Exercise prompt:
Every line with "JSON" in it should be copied from the data.

Extracted data:
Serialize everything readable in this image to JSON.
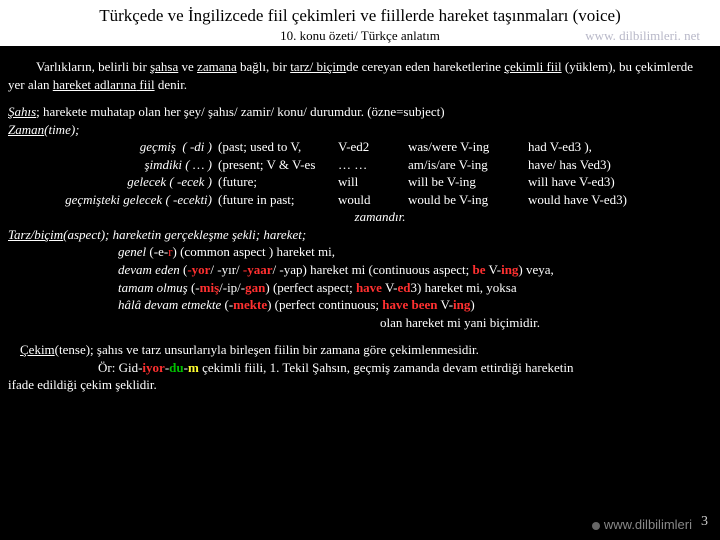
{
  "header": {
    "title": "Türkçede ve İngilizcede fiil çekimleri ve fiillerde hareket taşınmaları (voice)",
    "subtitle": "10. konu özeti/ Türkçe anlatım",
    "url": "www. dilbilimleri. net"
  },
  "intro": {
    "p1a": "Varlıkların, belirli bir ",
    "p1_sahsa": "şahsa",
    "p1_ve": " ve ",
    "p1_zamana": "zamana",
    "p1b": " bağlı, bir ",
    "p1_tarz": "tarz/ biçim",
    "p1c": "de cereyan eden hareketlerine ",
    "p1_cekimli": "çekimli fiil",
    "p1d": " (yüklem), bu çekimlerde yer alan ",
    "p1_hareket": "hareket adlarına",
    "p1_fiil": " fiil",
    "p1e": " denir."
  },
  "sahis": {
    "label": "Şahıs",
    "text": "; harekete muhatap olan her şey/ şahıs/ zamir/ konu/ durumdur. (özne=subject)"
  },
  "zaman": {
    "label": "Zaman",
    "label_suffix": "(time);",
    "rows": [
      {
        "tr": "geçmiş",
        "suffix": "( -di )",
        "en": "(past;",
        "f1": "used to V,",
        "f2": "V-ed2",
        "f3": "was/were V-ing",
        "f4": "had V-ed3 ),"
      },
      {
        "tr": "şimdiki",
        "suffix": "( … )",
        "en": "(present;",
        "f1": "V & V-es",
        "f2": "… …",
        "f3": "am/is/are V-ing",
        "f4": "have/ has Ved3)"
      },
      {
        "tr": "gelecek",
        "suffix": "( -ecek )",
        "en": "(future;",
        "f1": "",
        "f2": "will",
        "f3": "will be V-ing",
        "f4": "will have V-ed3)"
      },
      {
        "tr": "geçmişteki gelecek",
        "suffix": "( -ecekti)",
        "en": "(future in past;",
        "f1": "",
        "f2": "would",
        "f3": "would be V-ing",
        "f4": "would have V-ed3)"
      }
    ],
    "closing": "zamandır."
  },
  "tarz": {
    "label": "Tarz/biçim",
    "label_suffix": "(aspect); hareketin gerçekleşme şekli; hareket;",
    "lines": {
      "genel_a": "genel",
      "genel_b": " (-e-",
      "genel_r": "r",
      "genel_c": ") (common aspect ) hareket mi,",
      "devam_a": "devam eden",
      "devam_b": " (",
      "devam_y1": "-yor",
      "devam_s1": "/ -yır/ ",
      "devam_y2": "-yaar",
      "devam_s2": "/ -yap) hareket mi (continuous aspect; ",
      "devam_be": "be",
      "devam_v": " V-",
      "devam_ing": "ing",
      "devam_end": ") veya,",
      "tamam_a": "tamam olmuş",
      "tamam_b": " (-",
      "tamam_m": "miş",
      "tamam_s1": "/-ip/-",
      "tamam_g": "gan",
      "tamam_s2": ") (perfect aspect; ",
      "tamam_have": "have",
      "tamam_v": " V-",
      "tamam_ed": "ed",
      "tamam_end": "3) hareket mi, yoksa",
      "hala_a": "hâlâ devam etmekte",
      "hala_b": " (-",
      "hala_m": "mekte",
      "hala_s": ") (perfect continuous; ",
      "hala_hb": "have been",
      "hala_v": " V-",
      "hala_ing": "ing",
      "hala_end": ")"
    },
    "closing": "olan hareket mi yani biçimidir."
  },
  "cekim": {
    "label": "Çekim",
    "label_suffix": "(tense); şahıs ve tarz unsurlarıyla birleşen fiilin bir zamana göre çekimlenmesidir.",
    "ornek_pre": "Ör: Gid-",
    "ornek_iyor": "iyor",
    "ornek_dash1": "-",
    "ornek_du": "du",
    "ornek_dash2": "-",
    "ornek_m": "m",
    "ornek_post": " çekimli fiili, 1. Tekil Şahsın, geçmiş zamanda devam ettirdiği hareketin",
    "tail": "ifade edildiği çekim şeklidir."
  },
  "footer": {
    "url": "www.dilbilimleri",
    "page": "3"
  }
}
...
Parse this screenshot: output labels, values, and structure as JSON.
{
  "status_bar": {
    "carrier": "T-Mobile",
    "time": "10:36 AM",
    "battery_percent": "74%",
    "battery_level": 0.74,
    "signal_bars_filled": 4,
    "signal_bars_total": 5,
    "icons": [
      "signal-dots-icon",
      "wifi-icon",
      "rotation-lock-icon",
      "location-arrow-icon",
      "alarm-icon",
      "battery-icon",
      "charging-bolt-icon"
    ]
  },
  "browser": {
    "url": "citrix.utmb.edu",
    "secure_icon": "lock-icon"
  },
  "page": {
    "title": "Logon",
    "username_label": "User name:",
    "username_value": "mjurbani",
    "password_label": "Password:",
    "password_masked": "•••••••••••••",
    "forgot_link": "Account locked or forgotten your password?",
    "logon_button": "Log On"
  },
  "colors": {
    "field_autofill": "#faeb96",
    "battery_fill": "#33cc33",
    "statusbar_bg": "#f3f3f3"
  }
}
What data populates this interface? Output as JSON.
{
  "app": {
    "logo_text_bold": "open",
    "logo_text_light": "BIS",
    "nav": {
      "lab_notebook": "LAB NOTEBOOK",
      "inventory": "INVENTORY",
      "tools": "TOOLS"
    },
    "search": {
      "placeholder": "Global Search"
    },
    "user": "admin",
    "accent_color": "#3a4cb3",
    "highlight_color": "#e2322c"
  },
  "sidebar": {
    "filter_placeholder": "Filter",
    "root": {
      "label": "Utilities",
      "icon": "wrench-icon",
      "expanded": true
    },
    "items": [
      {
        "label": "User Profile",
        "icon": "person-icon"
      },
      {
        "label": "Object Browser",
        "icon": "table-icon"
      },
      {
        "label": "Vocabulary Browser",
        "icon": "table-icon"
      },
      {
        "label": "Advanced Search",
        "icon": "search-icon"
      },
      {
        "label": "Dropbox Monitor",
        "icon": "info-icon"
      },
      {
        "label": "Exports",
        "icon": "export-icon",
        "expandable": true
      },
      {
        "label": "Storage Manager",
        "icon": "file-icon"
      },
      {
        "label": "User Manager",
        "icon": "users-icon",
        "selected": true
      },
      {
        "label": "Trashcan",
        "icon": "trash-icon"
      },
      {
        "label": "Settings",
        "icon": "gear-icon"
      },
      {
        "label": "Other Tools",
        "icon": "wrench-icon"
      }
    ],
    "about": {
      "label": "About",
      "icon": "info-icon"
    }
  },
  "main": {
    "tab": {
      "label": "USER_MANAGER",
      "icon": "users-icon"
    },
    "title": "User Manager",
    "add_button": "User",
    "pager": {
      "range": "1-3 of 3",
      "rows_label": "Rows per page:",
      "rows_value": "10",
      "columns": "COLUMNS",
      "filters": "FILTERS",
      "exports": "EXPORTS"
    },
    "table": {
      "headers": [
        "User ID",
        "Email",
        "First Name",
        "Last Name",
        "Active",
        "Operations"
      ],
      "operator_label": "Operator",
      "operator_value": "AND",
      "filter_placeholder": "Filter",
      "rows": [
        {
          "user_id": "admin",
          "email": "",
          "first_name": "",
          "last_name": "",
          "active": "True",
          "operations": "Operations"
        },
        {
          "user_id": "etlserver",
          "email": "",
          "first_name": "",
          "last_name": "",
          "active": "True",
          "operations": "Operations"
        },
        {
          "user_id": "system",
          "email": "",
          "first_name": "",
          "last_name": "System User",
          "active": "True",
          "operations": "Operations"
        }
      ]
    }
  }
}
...
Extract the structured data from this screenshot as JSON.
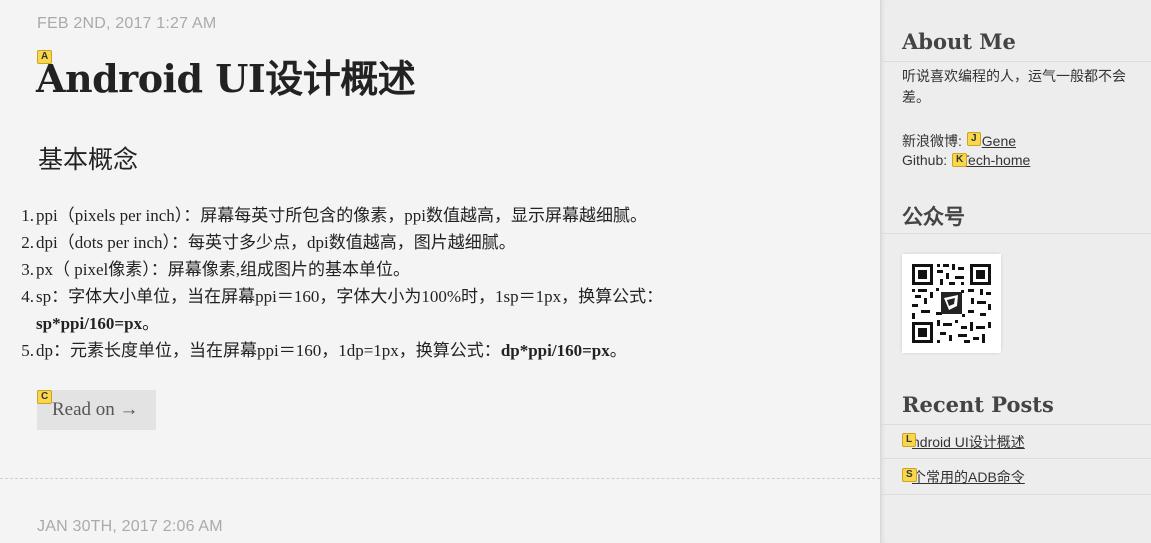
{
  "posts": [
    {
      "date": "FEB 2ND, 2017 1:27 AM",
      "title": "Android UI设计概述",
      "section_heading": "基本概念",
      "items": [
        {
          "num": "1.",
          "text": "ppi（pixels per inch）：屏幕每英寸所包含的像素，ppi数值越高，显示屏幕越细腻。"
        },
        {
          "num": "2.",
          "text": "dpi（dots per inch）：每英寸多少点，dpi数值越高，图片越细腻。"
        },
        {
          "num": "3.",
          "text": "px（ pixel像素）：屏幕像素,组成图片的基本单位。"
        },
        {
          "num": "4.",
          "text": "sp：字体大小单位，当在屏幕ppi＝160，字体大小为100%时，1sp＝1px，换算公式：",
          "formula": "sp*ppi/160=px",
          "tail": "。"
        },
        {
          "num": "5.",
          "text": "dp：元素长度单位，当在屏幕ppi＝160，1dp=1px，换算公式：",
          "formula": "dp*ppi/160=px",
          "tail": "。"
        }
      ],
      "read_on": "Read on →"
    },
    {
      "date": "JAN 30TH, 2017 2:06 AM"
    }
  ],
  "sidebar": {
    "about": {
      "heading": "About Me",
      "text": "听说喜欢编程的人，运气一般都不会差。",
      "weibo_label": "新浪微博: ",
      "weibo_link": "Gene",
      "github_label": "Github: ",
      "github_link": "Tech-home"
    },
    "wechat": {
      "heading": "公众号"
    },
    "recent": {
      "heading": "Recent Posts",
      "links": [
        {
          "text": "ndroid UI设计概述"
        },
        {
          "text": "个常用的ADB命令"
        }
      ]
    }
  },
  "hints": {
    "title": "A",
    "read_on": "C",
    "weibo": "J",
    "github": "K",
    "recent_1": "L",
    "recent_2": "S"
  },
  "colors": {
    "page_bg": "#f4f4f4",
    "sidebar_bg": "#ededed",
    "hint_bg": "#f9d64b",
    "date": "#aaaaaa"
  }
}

Written response:
Serialize everything readable in this image to JSON.
Parse this screenshot: output labels, values, and structure as JSON.
What data populates this interface? Output as JSON.
Extract the structured data from this screenshot as JSON.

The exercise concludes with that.